::: Information given :::
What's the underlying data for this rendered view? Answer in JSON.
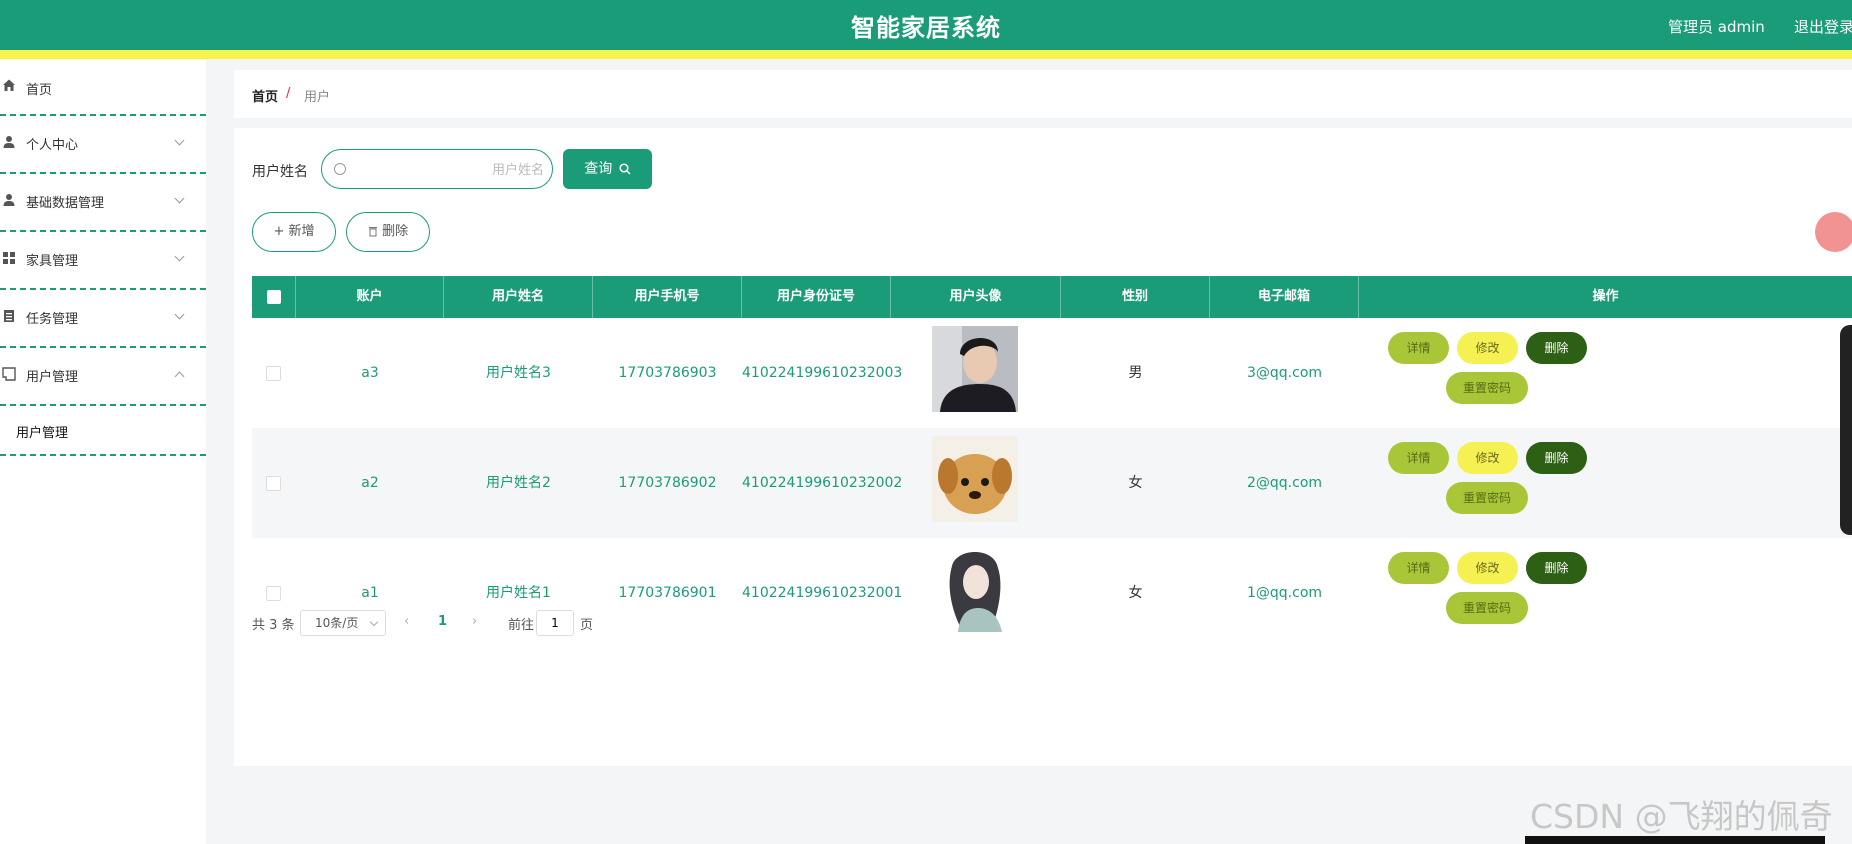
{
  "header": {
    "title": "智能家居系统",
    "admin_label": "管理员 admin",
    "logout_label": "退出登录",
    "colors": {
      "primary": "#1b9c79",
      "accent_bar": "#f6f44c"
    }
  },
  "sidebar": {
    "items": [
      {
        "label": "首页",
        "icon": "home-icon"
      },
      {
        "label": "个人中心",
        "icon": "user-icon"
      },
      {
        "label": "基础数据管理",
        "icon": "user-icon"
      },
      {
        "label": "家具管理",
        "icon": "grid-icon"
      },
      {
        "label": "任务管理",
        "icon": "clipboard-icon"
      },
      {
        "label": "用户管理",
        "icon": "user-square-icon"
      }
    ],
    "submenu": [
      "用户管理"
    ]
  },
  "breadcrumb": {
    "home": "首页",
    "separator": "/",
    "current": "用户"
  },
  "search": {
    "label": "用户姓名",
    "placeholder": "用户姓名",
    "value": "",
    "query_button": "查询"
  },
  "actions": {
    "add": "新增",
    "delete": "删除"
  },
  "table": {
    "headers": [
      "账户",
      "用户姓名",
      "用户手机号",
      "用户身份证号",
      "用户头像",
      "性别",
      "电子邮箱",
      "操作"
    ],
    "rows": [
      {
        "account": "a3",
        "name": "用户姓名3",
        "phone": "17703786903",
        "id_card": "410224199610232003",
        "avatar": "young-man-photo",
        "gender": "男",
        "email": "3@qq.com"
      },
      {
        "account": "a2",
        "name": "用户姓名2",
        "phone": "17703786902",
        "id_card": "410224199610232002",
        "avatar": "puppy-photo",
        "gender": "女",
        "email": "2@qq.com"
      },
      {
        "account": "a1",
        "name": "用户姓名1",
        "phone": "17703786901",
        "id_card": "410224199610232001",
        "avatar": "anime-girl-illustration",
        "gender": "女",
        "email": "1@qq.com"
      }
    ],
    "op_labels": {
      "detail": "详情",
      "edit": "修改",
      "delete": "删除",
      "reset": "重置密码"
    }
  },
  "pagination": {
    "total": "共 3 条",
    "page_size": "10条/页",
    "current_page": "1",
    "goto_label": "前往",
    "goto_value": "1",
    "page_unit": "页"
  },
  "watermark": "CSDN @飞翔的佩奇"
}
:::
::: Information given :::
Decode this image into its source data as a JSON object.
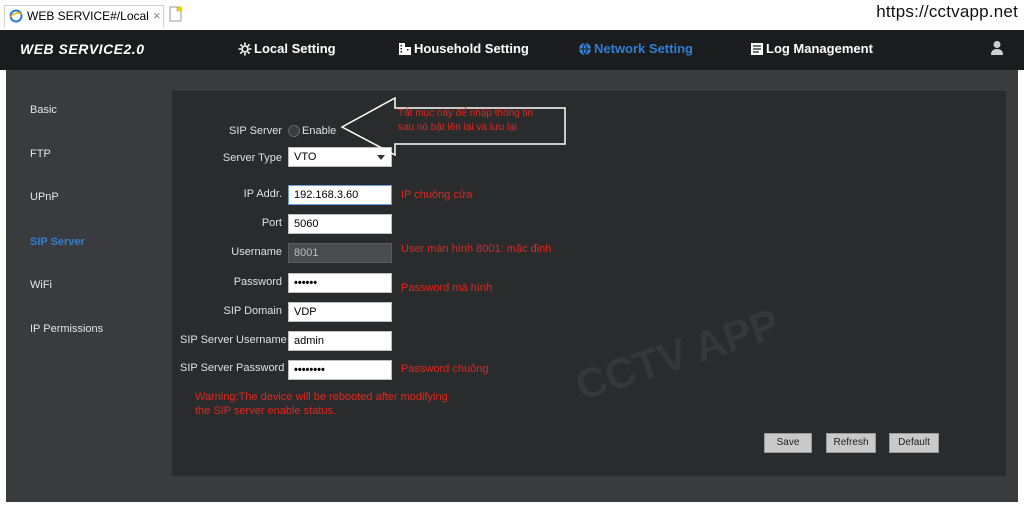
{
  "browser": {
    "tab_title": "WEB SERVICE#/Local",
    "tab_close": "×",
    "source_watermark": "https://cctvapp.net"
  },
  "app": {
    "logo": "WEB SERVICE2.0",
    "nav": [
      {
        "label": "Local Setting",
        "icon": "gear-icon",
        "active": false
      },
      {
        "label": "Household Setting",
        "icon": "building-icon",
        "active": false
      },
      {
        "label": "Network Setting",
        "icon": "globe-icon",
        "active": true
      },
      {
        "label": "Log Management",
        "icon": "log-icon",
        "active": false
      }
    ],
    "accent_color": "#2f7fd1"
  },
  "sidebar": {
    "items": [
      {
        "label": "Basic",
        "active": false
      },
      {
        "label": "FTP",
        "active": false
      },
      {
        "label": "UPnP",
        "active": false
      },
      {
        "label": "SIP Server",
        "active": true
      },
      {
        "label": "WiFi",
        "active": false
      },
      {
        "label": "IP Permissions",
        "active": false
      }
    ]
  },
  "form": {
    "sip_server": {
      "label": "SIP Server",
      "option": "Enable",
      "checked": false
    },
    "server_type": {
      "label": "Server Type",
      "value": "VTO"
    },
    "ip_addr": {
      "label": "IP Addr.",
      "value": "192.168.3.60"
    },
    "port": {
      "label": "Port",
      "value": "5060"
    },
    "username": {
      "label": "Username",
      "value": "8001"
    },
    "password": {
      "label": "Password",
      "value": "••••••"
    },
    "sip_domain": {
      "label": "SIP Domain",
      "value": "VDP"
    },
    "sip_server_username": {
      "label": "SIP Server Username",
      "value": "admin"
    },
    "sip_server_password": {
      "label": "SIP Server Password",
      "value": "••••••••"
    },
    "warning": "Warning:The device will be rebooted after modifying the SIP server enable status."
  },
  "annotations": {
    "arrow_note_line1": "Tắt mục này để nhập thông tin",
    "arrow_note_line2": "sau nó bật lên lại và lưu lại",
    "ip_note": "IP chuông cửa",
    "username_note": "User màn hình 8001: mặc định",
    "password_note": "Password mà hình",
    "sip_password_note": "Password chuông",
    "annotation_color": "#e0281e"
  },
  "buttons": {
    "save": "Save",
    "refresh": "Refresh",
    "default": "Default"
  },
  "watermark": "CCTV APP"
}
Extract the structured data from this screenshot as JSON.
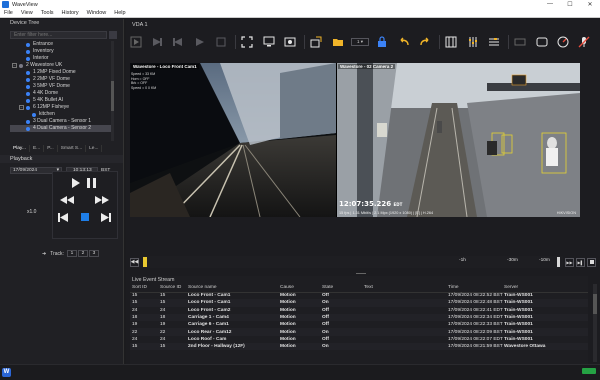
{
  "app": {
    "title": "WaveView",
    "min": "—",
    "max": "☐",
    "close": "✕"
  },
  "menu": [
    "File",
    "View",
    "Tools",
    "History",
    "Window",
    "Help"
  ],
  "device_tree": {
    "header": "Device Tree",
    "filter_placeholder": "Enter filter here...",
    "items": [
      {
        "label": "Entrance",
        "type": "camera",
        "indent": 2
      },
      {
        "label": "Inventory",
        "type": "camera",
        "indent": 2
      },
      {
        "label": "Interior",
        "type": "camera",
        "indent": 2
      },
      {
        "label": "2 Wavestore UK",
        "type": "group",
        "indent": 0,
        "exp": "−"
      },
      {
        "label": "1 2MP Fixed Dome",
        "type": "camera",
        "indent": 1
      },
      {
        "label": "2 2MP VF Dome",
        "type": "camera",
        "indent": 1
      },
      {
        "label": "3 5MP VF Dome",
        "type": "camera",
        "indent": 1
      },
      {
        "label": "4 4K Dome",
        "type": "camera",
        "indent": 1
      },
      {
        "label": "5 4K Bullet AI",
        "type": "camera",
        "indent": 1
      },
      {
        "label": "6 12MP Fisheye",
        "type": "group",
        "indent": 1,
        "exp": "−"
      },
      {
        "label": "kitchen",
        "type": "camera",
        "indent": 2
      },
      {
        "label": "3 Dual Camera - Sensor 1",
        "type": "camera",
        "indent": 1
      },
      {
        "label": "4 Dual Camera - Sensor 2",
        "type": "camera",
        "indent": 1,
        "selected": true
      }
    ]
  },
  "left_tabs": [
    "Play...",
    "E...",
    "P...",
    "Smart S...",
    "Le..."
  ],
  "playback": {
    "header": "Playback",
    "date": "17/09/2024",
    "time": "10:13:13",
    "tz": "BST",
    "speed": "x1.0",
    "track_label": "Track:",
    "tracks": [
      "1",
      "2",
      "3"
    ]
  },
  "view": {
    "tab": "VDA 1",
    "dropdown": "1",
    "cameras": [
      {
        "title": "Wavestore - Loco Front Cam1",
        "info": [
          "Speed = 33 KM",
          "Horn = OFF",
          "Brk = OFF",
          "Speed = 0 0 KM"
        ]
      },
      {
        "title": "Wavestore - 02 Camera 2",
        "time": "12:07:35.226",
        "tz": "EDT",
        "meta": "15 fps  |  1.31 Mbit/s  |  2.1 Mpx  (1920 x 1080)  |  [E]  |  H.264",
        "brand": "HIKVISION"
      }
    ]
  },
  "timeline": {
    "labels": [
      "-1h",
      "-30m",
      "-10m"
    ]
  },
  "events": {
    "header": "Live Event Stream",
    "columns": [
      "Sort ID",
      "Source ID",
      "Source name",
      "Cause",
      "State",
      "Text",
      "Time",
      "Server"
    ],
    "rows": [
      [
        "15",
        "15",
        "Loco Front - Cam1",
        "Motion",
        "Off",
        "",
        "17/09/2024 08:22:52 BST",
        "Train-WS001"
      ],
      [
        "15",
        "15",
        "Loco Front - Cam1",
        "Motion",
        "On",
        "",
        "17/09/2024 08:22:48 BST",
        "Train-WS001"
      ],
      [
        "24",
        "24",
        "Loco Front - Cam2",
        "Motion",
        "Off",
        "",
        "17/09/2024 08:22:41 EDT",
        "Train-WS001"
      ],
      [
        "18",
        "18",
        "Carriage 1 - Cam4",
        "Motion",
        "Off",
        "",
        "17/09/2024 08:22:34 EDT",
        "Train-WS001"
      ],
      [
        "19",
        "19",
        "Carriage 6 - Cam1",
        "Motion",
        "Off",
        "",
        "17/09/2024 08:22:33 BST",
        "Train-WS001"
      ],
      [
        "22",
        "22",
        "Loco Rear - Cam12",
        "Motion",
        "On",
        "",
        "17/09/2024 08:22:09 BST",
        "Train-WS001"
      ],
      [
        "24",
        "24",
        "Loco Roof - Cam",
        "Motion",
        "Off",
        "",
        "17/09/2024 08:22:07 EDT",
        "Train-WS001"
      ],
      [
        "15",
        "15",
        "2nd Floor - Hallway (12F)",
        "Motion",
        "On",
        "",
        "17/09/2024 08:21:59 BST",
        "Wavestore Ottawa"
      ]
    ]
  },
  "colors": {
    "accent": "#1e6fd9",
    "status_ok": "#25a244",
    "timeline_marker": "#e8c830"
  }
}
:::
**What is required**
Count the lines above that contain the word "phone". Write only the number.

**Exercise response**
3